- QSFP-DD MSA – This Multi-Source Agreement (MSA) defines the electrical and optical connections, electrical signals, power supplies, mechanical and thermal requirements of the pluggable QSFP Double Density (QSFP-DD/QSFP-DD800). It builds on the prior QSFP form factor, connector and cage system.
- IEEE 802.3bs – This standard defines the 400GAUI-8 (GAUI – Gigabit Attachment Unit Interface) defining electrical clock and data interface between the 400G DR4 and the host system
- OIF CEI-56G-VSR-PAM4 – The Optical Internetworking Forum CEI-56G-VSR-PAM4 (Common Electrical I/O, 56Gbps, Very Short Reach, Chip-to-Module, PAM4 Modulation) standard, or Implementation Agreement in OIF parlance, defines the SERDES (Serializer/De-serializer) function, including PAM4 modulation, for compatibility across the QSFP-DD to Host interface.
As stated in the table above the MPO-12 is the standard optical connector defined for the QSFP-DD 400G DR4. One of the advantages of this arrangement is each of the four component 100G lanes may be split out and connected to a different 100G DR1 (or FR1, LR1) interface at the other end. This helps greatly as data centers migrate from 100G to 400G. This is accomplished by using an MPO-to-4xDuplex-LC cable as shown below.
An alternative breakout arrangement is beginning to emerge utilizing a new type of optical connector called a “CS” connector. This connector is ½ the height and ½ the width of the ubiquitous LC connector. This level of miniaturization allows 4 duplex CS connectors to be integrated into the QSFP-DD package, as shown in the figure below. Using this technology, breakouts are much simpler and more flexible. Each duplex CS and connected to the desired QSFP DR1, FR1 or LR1 using duplex-CS to duplex-LC optical patch cables of whatever length required for each link (more flexible than the single MPO-4xLC breakout cable, above).
The QSFP-DD 400GBASE-DR4 optical transceiver is an excellent choice for high-speed interconnection with commercial and enterprise data centers. The DR4, versus the FR4 and LR4 alternatives, is especially useful when interconnecting newer equipment with 400G QSFP-DD slots with prior generation with 100G QSFP28 slots. This advantage is due to its 8-fiber parallel optical fiber interface.

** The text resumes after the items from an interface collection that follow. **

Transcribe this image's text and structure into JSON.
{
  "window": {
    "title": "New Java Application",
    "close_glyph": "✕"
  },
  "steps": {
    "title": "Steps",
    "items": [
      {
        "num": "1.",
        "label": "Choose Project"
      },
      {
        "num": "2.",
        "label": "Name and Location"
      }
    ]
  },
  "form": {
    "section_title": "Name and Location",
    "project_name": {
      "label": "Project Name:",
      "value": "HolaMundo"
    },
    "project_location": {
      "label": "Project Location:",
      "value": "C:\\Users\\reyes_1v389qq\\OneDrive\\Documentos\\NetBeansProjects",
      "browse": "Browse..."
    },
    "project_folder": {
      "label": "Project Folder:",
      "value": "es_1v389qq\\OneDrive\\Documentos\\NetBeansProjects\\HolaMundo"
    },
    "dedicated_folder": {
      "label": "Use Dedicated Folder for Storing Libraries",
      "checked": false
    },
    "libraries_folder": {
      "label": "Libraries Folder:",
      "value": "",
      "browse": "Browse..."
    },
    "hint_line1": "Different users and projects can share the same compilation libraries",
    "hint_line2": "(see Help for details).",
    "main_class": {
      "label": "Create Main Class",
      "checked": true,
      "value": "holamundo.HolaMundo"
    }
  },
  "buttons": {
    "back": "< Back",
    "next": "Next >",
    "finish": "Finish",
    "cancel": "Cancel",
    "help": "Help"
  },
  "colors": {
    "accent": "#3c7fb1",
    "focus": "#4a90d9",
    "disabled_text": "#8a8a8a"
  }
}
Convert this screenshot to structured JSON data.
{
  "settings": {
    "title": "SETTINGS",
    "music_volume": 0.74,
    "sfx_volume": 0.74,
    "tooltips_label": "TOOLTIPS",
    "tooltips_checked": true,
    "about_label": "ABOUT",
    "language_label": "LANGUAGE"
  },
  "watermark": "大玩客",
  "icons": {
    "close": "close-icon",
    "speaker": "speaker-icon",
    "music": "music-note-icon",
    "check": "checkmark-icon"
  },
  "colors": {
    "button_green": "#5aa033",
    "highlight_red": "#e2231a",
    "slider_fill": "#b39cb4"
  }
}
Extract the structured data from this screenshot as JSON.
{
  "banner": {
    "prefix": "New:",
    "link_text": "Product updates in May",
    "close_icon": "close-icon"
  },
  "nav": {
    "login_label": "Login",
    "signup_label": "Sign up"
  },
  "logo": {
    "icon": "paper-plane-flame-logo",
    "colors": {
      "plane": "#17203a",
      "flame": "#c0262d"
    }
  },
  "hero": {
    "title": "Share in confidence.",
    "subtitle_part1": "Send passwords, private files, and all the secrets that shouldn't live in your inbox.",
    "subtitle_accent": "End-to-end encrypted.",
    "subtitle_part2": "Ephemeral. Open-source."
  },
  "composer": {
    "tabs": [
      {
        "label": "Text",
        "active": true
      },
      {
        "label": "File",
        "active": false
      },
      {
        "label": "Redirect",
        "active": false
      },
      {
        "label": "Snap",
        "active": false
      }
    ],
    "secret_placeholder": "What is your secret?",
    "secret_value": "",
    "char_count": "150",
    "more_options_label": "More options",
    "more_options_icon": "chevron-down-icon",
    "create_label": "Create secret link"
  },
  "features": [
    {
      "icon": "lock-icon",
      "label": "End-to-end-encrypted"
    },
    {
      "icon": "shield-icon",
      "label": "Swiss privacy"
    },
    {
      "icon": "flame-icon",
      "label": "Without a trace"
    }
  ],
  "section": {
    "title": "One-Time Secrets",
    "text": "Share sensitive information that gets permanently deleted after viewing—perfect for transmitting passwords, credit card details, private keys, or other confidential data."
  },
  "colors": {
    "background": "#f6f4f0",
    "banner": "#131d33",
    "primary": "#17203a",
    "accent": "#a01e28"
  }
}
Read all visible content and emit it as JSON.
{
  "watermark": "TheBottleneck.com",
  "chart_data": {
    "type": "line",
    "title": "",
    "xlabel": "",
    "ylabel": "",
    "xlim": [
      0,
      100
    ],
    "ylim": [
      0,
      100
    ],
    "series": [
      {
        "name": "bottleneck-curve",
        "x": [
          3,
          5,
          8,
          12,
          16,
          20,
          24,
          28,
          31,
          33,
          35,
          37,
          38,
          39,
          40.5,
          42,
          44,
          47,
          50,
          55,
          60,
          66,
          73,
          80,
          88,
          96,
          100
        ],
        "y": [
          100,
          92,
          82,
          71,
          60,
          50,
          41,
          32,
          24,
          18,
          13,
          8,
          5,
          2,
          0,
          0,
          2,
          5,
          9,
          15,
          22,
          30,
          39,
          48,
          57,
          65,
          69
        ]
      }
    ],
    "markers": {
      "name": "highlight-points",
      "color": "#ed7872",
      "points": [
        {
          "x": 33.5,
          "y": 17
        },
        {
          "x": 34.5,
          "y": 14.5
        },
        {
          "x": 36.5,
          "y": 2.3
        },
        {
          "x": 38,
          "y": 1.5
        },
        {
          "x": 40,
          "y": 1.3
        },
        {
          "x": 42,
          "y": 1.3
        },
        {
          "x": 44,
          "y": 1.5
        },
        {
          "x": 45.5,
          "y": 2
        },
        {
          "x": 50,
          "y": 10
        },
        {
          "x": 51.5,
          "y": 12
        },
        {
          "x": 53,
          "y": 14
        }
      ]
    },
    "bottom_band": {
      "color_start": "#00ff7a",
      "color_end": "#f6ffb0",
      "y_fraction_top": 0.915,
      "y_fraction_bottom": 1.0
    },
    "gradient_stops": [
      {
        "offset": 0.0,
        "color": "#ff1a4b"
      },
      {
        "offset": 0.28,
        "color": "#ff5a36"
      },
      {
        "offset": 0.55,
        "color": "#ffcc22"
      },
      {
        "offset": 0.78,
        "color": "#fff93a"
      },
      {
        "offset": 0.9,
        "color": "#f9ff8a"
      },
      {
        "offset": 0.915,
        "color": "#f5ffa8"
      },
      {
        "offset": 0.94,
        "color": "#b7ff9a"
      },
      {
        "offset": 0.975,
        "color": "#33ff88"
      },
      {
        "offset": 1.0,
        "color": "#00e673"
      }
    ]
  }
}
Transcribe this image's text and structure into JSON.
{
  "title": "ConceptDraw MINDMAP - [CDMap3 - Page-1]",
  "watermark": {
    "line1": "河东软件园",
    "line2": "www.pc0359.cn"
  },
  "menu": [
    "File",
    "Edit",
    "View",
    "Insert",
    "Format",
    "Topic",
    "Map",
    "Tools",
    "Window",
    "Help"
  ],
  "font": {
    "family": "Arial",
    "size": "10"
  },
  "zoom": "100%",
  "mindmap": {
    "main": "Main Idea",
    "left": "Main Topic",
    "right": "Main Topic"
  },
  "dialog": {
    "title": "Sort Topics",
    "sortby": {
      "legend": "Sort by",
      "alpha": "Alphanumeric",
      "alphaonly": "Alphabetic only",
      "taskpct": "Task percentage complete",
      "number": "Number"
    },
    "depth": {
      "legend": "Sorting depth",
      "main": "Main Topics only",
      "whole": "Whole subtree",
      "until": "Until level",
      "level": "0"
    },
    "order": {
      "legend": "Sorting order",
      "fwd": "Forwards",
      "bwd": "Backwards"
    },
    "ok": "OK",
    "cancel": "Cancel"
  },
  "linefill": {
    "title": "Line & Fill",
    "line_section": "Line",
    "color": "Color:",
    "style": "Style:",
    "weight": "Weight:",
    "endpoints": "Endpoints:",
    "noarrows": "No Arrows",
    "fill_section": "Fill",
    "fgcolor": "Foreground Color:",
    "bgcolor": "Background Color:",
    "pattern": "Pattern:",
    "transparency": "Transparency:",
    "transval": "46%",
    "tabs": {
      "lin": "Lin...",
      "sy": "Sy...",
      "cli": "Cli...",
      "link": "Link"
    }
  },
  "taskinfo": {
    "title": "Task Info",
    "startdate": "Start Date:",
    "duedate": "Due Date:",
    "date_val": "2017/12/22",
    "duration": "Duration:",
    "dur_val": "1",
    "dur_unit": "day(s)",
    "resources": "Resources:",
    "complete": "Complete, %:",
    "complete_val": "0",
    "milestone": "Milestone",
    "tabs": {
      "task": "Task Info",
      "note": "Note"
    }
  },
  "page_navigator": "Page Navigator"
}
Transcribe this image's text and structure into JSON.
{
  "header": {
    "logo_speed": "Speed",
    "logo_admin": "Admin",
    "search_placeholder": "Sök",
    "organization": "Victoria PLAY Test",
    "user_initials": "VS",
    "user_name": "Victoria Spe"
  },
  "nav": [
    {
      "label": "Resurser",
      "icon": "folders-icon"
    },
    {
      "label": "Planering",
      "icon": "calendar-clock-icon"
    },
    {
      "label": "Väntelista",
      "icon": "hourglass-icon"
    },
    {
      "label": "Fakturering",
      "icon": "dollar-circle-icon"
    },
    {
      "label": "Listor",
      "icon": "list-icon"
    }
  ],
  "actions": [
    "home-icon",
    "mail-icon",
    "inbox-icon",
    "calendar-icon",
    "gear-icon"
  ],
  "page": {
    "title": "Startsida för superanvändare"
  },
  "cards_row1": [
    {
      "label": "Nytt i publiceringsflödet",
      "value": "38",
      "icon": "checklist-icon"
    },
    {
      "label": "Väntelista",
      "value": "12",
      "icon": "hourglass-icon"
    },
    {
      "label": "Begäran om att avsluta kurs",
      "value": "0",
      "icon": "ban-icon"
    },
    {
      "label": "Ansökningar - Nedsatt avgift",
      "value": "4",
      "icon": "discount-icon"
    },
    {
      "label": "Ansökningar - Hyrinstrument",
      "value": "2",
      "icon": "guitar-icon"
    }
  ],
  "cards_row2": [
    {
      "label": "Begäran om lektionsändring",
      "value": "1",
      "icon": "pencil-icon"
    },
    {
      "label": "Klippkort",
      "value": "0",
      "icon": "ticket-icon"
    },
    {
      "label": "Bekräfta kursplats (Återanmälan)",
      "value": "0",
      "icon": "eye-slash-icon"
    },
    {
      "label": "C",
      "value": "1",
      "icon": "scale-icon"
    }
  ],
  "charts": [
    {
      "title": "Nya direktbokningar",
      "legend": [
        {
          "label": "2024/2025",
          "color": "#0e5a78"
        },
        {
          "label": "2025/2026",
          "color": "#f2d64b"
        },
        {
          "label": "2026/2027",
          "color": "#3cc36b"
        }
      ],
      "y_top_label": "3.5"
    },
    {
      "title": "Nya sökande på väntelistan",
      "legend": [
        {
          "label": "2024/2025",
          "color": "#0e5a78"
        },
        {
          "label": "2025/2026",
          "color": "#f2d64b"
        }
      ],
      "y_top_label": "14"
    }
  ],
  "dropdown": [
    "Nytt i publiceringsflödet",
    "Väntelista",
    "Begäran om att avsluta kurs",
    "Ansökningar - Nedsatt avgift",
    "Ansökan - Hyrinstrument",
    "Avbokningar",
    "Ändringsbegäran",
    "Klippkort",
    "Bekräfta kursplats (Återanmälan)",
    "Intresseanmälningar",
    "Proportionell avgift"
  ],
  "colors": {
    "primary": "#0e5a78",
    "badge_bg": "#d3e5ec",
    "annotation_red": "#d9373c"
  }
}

Each Tx/Rx pair of this interface may be connected to a different 100G QSFP28. The interconnected 100G ports may be equipped with DR1, FR1 or LR1 interfaces, however, in all cases, these links are limited to the 500 meter maximum supported by the DR4. Feel free to browse Fluxlight’s wide array of 400G Optical Transceivers and start building bigger, faster optical networks sooner than you may have imagined.